B&W DM302 loudspeaker Measurements
The DM302's specified sensitivity, 91dB/W/m, is high for a small speaker, but indeed I measured a B-weighted figure of 90.1dB/W/m—this mini will play quite loud with only a few amplifier watts. However, its impedance plot (fig.1) reveals that it drops below 4 ohms for much of the midrange, coupled with a moderately high phase angle in the upper bass. Wimpy amplifiers need not apply for the job of driving this speaker. The "saddle" in the magnitude trace at 55Hz indicates the tuning of the reflex slot.
Fig.1 B&W DM302, electrical impedance (solid) and phase (dashed) (2 ohms/vertical div.).
There is a slight wrinkle in the impedance traces just above 200Hz. Using a simple plastic-tape accelerometer to assess the cabinet's vibrational behavior did reveal the presence of a resonant mode at 207Hz (fig.2), and another an octave higher. This might be expected to make the sound slightly "chesty," but I note that WP did not remark on any lower-midrange coloration that could be placed at the door of this behavior.
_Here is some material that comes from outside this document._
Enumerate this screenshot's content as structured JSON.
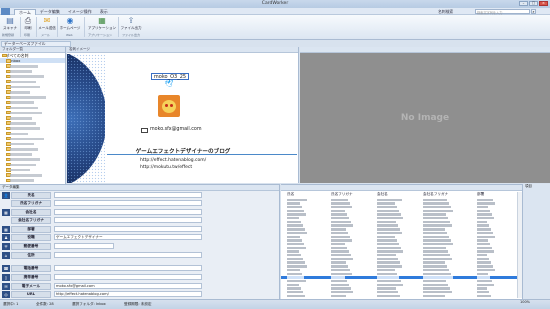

Fig.2 B&W DM302, cumulative spectral-decay plot of accelerometer output fastened to cabinet sidewall. (MLS driving voltage to speaker, 7.55V; measurement bandwidth, 2kHz.)
Fig.3 shows the farfield response of the '302—averaged across a 30 degrees window on the tweeter axis—spliced to the nearfield responses of the woofer and port, as well as the complex sum of those nearfield responses. The balance is slightly swaybacked, a moderate rise in the high treble being balanced by a slight excess of upper-bass energy. This kind of measured response does tend to make a small speaker sound bigger than it actually is, as WP found in his auditioning. The bass is to specification at 6dB down at 59Hz, the approximate frequency of the port tuning. Though the slight peak at 1kHz might make the speaker a bit unforgiving on recordings that are themselves bright, on neutral-balanced CDs it will usefully highlight recorded detail.
Fig.3 B&W DM302, anechoic response on tweeter axis at 50", averaged across 30 degrees horizontal window and corrected for microphone response, with nearfield woofer and port responses plotted below 300Hz and 500Hz, and the complex sum of woofer and port responses plotted below 300Hz.
WP remarked on the B&W's excellent imaging. Fig.4 shows the speaker's lateral dispersion. Other than a slight flare at the bottom of the tweeter's passband, it is uniform, with an increasing degree of top-octave rolloff off-axis. This behavior always correlates with well-defined imaging, I have found. WP also thought that the speaker sounded a little "relentless" on high stands. This might have some connection with that off-axis tweeter flare. The vertical dispersion plot (fig.5), which shows the changes in response as the listener moves above or below the tweeter axis, reveals that sitting just above that axis pulls down the response in the same region. Sit too high, however, and the sound will become too sucked-out.
Fig.4 B&W DM302, horizontal response family at 50", normalized to response on tweeter axis, from back to front: differences in response 90 degrees-5 degrees off-axis; reference response; differences in response 5 degrees-90 degrees off-axis.
Fig.5 B&W DM302, vertical response family at 50", normalized to response on tweeter axis, from back to front: differences in response 45 degrees-5 degrees above-axis; reference response; differences in response 5 degrees-45 degrees below-axis.
The DM302's step response (fig.6) is absolutely normal, with both drive-units connected with the same, positive acoustic polarity. The cumulative spectral-decay plot (fig.7) is overall very clean, implying a grain-free treble. However, there is a slight ridge of resonant energy apparent at the cursor position, 2kHz, which might add a slight brightness to the sound.
Fig.6 B&W DM302, step response on tweeter axis at 50" (5ms time window, 30kHz bandwidth).
Fig.7 B&W DM302, cumulative spectral-decay plot at 50" (0.15ms risetime).
Overall, this is superb measured performance for a loudspeaker that doesn't cost much more per pair than a family's weekly grocery bill.—John Atkinson